A study of architecture easily fits into classroom units on:
- your school
- your community or neighborhood
- your city
Or, into educational themes or school events such as:
- Ask each student to draw the front of his/her house and tape it on his/her desk.
- Research the history of your school and have students list important facts concerning its name, date of construction, design, and use.
- Ask each student to write about design changes he/she would like to make to the school or classroom.
Black History Month
- Read PHLF’s guidebook, August Wilson: Pittsburgh Places in His Life and Plays. Click here for guidebook information.
- Find out what buildings in your community are associated with African-American history. Visit your local library to borrow a copy of A Legacy in Bricks and Mortar: African-American Landmarks in Allegheny County.

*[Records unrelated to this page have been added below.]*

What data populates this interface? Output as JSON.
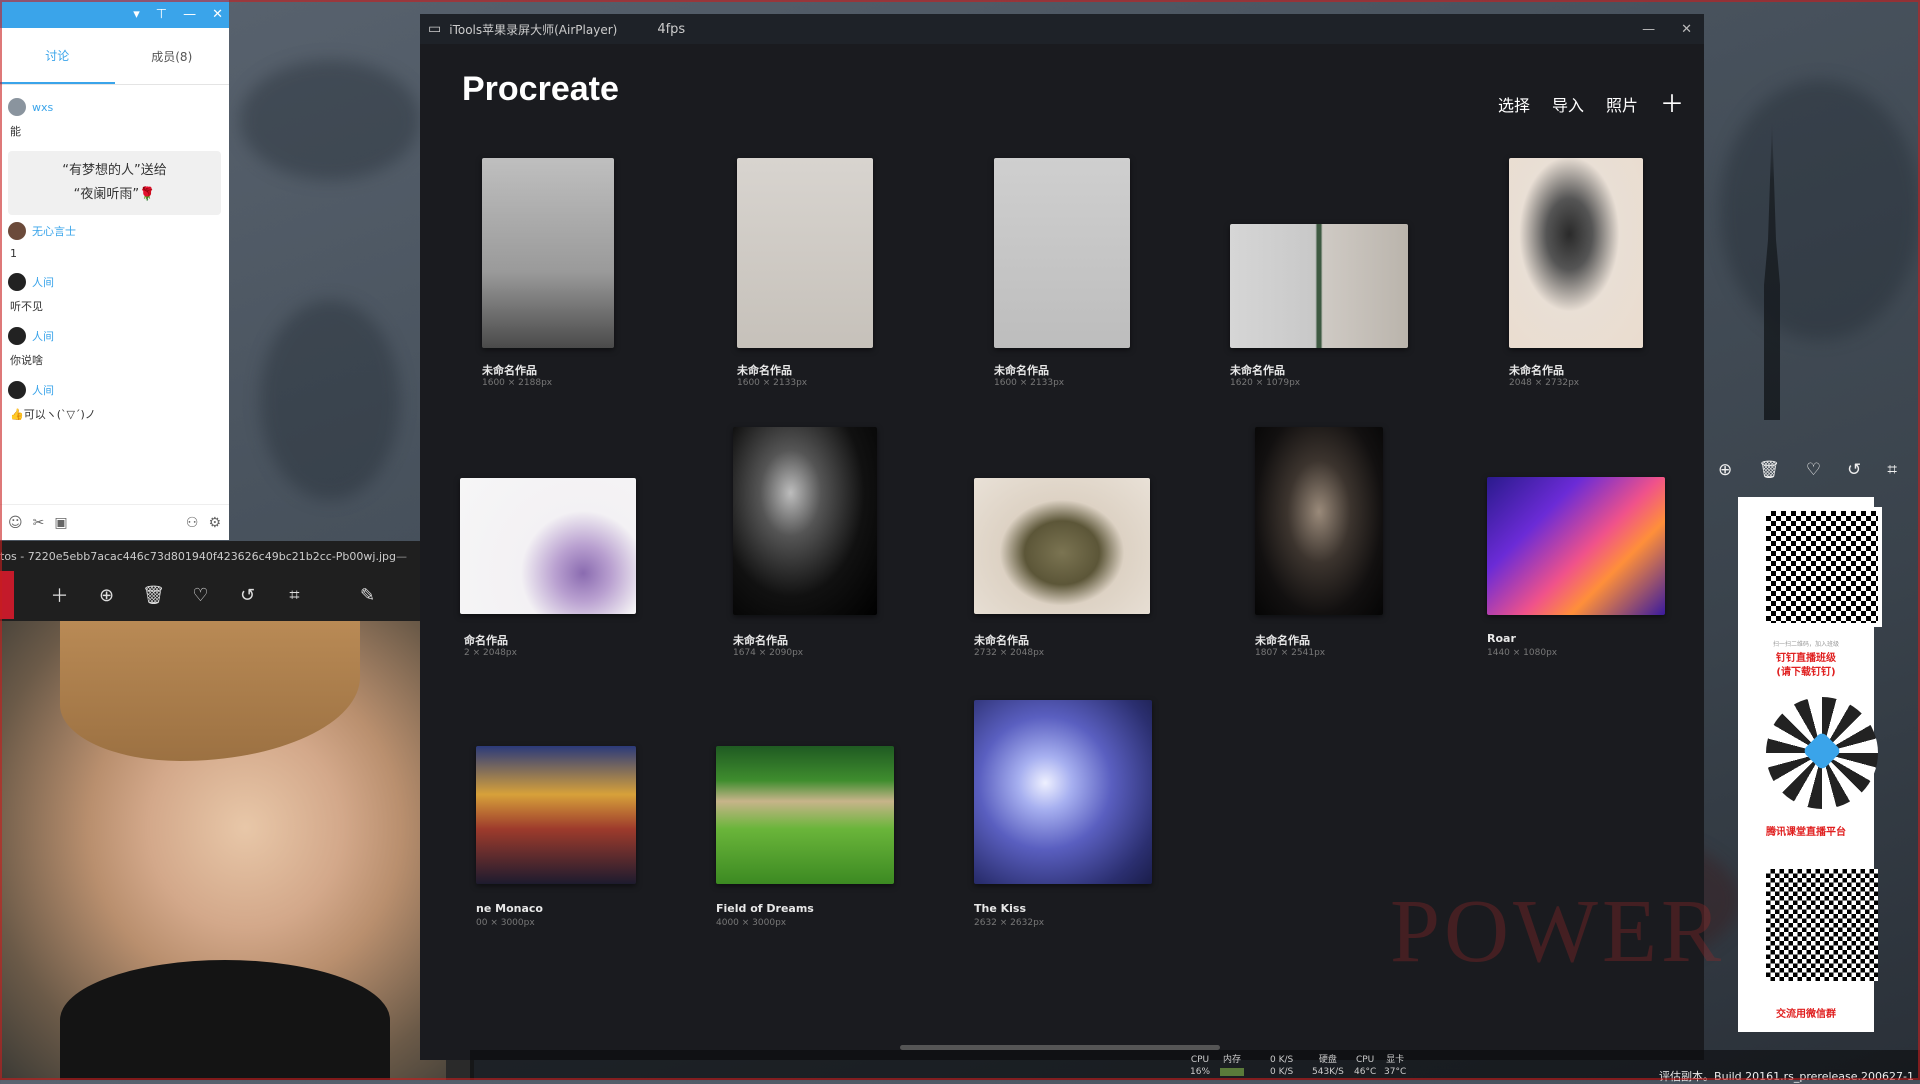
{
  "chat": {
    "tabs": [
      {
        "label": "讨论",
        "active": true
      },
      {
        "label": "成员(8)",
        "active": false
      }
    ],
    "messages": [
      {
        "user": "wxs",
        "text": "能"
      },
      {
        "gift_line1": "“有梦想的人”送给",
        "gift_line2": "“夜阑听雨”🌹"
      },
      {
        "user": "无心言士",
        "text": "1"
      },
      {
        "user": "人间",
        "text": "听不见"
      },
      {
        "user": "人间",
        "text": "你说啥"
      },
      {
        "user": "人间",
        "text": "👍可以ヽ(ˋ▽ˊ)ノ"
      }
    ]
  },
  "photos": {
    "title": "tos - 7220e5ebb7acac446c73d801940f423626c49bc21b2cc-Pb00wj.jpg"
  },
  "itools": {
    "title": "iTools苹果录屏大师(AirPlayer)",
    "fps": "4fps"
  },
  "procreate": {
    "title": "Procreate",
    "actions": [
      "选择",
      "导入",
      "照片"
    ],
    "artworks": [
      {
        "name": "未命名作品",
        "size": "1600 × 2188px"
      },
      {
        "name": "未命名作品",
        "size": "1600 × 2133px"
      },
      {
        "name": "未命名作品",
        "size": "1600 × 2133px"
      },
      {
        "name": "未命名作品",
        "size": "1620 × 1079px"
      },
      {
        "name": "未命名作品",
        "size": "2048 × 2732px"
      },
      {
        "name": "命名作品",
        "size": "2 × 2048px"
      },
      {
        "name": "未命名作品",
        "size": "1674 × 2090px"
      },
      {
        "name": "未命名作品",
        "size": "2732 × 2048px"
      },
      {
        "name": "未命名作品",
        "size": "1807 × 2541px"
      },
      {
        "name": "Roar",
        "size": "1440 × 1080px"
      },
      {
        "name": "ne Monaco",
        "size": "00 × 3000px"
      },
      {
        "name": "Field of Dreams",
        "size": "4000 × 3000px"
      },
      {
        "name": "The Kiss",
        "size": "2632 × 2632px"
      }
    ]
  },
  "qr": {
    "label1_small": "扫一扫二维码，加入班级",
    "label1": "钉钉直播班级",
    "label1b": "(请下载钉钉)",
    "label2": "腾讯课堂直播平台",
    "label3": "交流用微信群"
  },
  "watermark": "POWER OF",
  "status": {
    "cpu_label": "CPU",
    "cpu_value": "16%",
    "mem_label": "内存",
    "net_up": "0 K/S",
    "net_down": "0 K/S",
    "disk_label": "硬盘",
    "disk_value": "543K/S",
    "cpu_temp_label": "CPU",
    "cpu_temp": "46°C",
    "gpu_label": "显卡",
    "gpu_temp": "37°C",
    "build": "评估副本。Build 20161.rs_prerelease.200627-1"
  }
}
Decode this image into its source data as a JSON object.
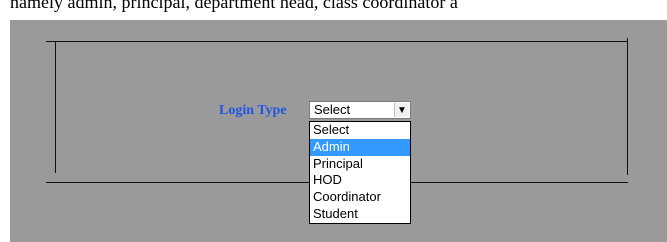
{
  "caption": "namely admin, principal, department head, class coordinator a",
  "login": {
    "label": "Login Type",
    "selected_value": "Select",
    "highlighted_option": "Admin",
    "options": [
      "Select",
      "Admin",
      "Principal",
      "HOD",
      "Coordinator",
      "Student"
    ]
  },
  "colors": {
    "background": "#9a9a9a",
    "label": "#2255e6",
    "highlight": "#3399ff"
  },
  "icons": {
    "dropdown_arrow": "chevron-down-icon"
  }
}
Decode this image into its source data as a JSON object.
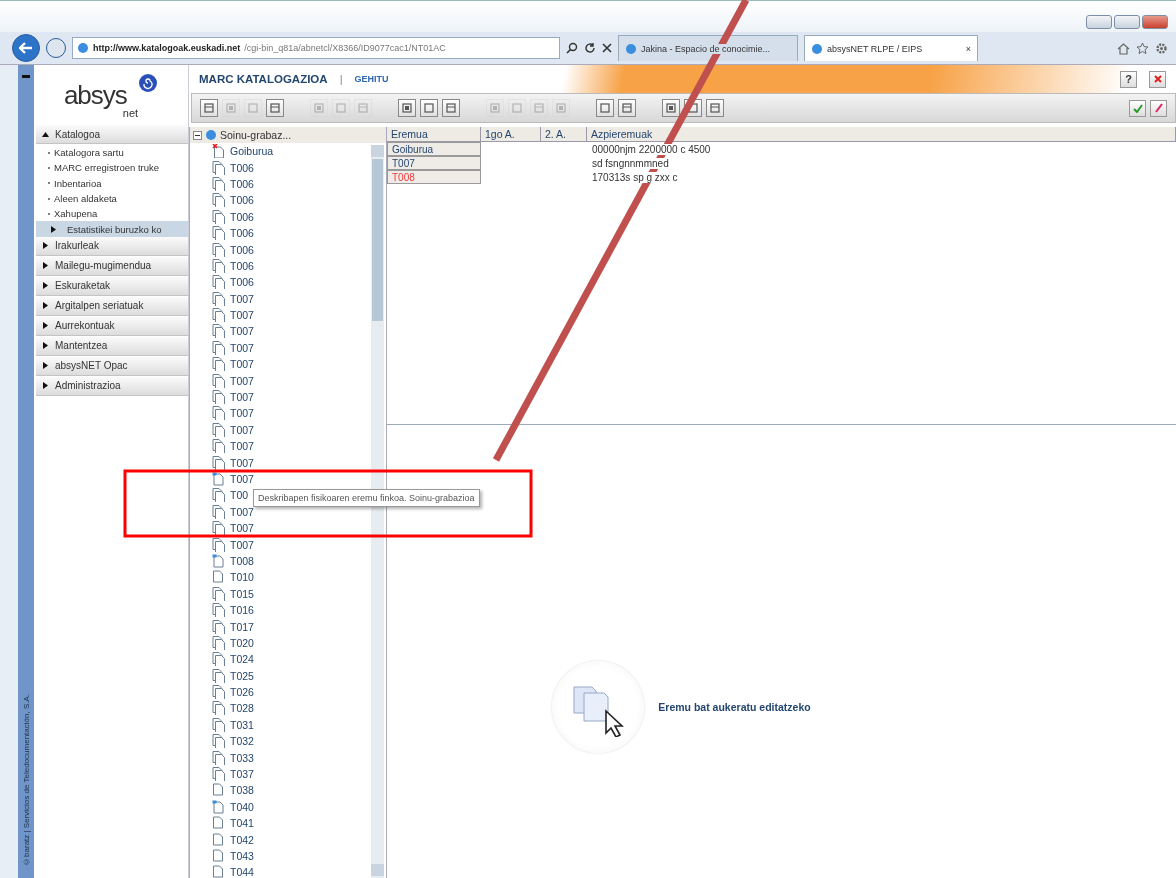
{
  "browser": {
    "url_host": "http://www.katalogoak.euskadi.net",
    "url_path": "/cgi-bin_q81a/abnetcl/X8366/ID9077cac1/NT01AC",
    "tabs": [
      {
        "label": "Jakina - Espacio de conocimie...",
        "selected": false
      },
      {
        "label": "absysNET RLPE / EIPS",
        "selected": true,
        "close": "×"
      }
    ]
  },
  "side_strip": "©baratz | Servicios de Teledocumentación, S.A.",
  "logo": {
    "word": "absys",
    "sub": "net"
  },
  "menu": [
    {
      "label": "Katalogoa",
      "expanded": true,
      "children": [
        {
          "label": "Katalogora sartu",
          "kind": "link",
          "selected": false
        },
        {
          "label": "MARC erregistroen truke",
          "kind": "link",
          "selected": false
        },
        {
          "label": "Inbentarioa",
          "kind": "link",
          "selected": false
        },
        {
          "label": "Aleen aldaketa",
          "kind": "link",
          "selected": false
        },
        {
          "label": "Xahupena",
          "kind": "link",
          "selected": false
        },
        {
          "label": "Estatistikei buruzko ko",
          "kind": "submenu",
          "selected": true
        }
      ]
    },
    {
      "label": "Irakurleak",
      "expanded": false
    },
    {
      "label": "Mailegu-mugimendua",
      "expanded": false
    },
    {
      "label": "Eskuraketak",
      "expanded": false
    },
    {
      "label": "Argitalpen seriatuak",
      "expanded": false
    },
    {
      "label": "Aurrekontuak",
      "expanded": false
    },
    {
      "label": "Mantentzea",
      "expanded": false
    },
    {
      "label": "absysNET Opac",
      "expanded": false
    },
    {
      "label": "Administrazioa",
      "expanded": false
    }
  ],
  "header": {
    "title": "MARC KATALOGAZIOA",
    "separator": "|",
    "action": "GEHITU",
    "help": "?"
  },
  "toolbar": [
    {
      "disabled": false
    },
    {
      "disabled": true
    },
    {
      "disabled": true
    },
    {
      "disabled": false
    },
    {
      "disabled": true
    },
    {
      "disabled": true
    },
    {
      "disabled": true
    },
    {
      "disabled": false
    },
    {
      "disabled": false
    },
    {
      "disabled": false
    },
    {
      "disabled": true
    },
    {
      "disabled": true
    },
    {
      "disabled": true
    },
    {
      "disabled": true
    },
    {
      "disabled": false
    },
    {
      "disabled": false
    },
    {
      "disabled": false
    },
    {
      "disabled": false
    },
    {
      "disabled": false
    }
  ],
  "tree": {
    "root": {
      "label": "Soinu-grabaz...",
      "expanded": true
    },
    "items": [
      {
        "label": "Goiburua",
        "kind": "header"
      },
      {
        "label": "T006",
        "kind": "multi"
      },
      {
        "label": "T006",
        "kind": "multi"
      },
      {
        "label": "T006",
        "kind": "multi"
      },
      {
        "label": "T006",
        "kind": "multi"
      },
      {
        "label": "T006",
        "kind": "multi"
      },
      {
        "label": "T006",
        "kind": "multi"
      },
      {
        "label": "T006",
        "kind": "multi"
      },
      {
        "label": "T006",
        "kind": "multi"
      },
      {
        "label": "T007",
        "kind": "multi"
      },
      {
        "label": "T007",
        "kind": "multi"
      },
      {
        "label": "T007",
        "kind": "multi"
      },
      {
        "label": "T007",
        "kind": "multi"
      },
      {
        "label": "T007",
        "kind": "multi"
      },
      {
        "label": "T007",
        "kind": "multi"
      },
      {
        "label": "T007",
        "kind": "multi"
      },
      {
        "label": "T007",
        "kind": "multi"
      },
      {
        "label": "T007",
        "kind": "multi"
      },
      {
        "label": "T007",
        "kind": "multi"
      },
      {
        "label": "T007",
        "kind": "multi"
      },
      {
        "label": "T007",
        "kind": "fixed"
      },
      {
        "label": "T00",
        "kind": "multi"
      },
      {
        "label": "T007",
        "kind": "multi"
      },
      {
        "label": "T007",
        "kind": "multi"
      },
      {
        "label": "T007",
        "kind": "multi"
      },
      {
        "label": "T008",
        "kind": "fixed"
      },
      {
        "label": "T010",
        "kind": "single"
      },
      {
        "label": "T015",
        "kind": "multi"
      },
      {
        "label": "T016",
        "kind": "multi"
      },
      {
        "label": "T017",
        "kind": "multi"
      },
      {
        "label": "T020",
        "kind": "multi"
      },
      {
        "label": "T024",
        "kind": "multi"
      },
      {
        "label": "T025",
        "kind": "multi"
      },
      {
        "label": "T026",
        "kind": "multi"
      },
      {
        "label": "T028",
        "kind": "multi"
      },
      {
        "label": "T031",
        "kind": "multi"
      },
      {
        "label": "T032",
        "kind": "multi"
      },
      {
        "label": "T033",
        "kind": "multi"
      },
      {
        "label": "T037",
        "kind": "multi"
      },
      {
        "label": "T038",
        "kind": "single"
      },
      {
        "label": "T040",
        "kind": "fixed"
      },
      {
        "label": "T041",
        "kind": "single"
      },
      {
        "label": "T042",
        "kind": "single"
      },
      {
        "label": "T043",
        "kind": "single"
      },
      {
        "label": "T044",
        "kind": "single"
      }
    ]
  },
  "tooltip": "Deskribapen fisikoaren eremu finkoa. Soinu-grabazioa",
  "table": {
    "columns": [
      "Eremua",
      "1go A.",
      "2. A.",
      "Azpieremuak"
    ],
    "rows": [
      {
        "field": "Goiburua",
        "invalid": false,
        "subfields": "00000njm 2200000 c 4500"
      },
      {
        "field": "T007",
        "invalid": false,
        "subfields": "sd fsngnnmmned"
      },
      {
        "field": "T008",
        "invalid": true,
        "subfields": "170313s sp g zxx c"
      }
    ]
  },
  "editor": {
    "message": "Eremu bat aukeratu editatzeko"
  }
}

Preserving old buildings and adapting them for new uses are forms of recycling. Select a vacant or underutilized building in your neighborhood and ask your students to draw a poster or make a model showing how it could be adapted for a new use.
Architecture can be incorporated into the following subject areas in a variety of ways:
Use architecture to study shapes, or in discussions about multiplication (rows of windows in a skyscraper), fractions, mapping exercises, area, perimeter, etc.
Downtown Landmarks: Math Facts
Download these three worksheets and 10 story-problem cards featuring Pittsburgh places, appropriate for elementary and middle school students. Students use estimating, measuring, graphing, geometry, and problem-solving skills as they answer questions relating to ten downtown landmarks. Download the worksheets here!
Study the effects of the environment (climate and pollution) on building materials and structures. Discuss the relationship between the natural and built environment. Discuss the structural principles involved in constructing buildings to withstand gravity, wind, earthquakes, and the weight of people and building materials.
Social Studies/Language Arts
Write about your home, school, or neighborhood (from memory and then by actually visiting the particular site). Imagine and write about what it would be like to be an old abandoned building. Interview family members or friends to find out how your neighborhood has changed. Look for architectural references in literature.
Artwork isn’t just in frames. “A city is the artwork of its people,” writes noted urban designer David Lewis. Use architecture to discuss line, shape, texture, color, pattern, scale, proportion, perspective, shadow, etc.
Use architecture as the basis for a variety of art projects: designing your own school or house; making block prints, murals, or three-dimensional cities; or experimenting with materials, colors, textures, and patterns.
Develop a vocabulary list of basic architectural words. Show photographs of architectural landmarks found in foreign countries. Discuss how architecture expresses the culture of a country. Compare and contrast the foreign architecture with the architecture of your hometown.
Use photos of buildings or streetscapes to talk about rhythm: tap the beat seen in the pattern of porches, or in the pattern of windows or doorways.
Arrange a bus tour to Heinz Hall, the Byham Theatre, or the Benedum Center for the Performing Arts. While downtown, travel on the subway and listen to the classical music being played at each Downtown station.
Teach your students some of the songs that have been written about Pittsburgh or by Pittsburgh-born composers, including Stephen Collins Foster.
Put together a jogging or walking tour route for your students. Make a map of the tour route, noting the area landmarks: buildings, parks, sign posts, street names, etc.
Discuss the principles involved in making a building stand up and apply those principles to agility exercises such as handstands and back bends. Construct a building out of people and act out the forces in architecture: please see Architecture & Bodybuilding.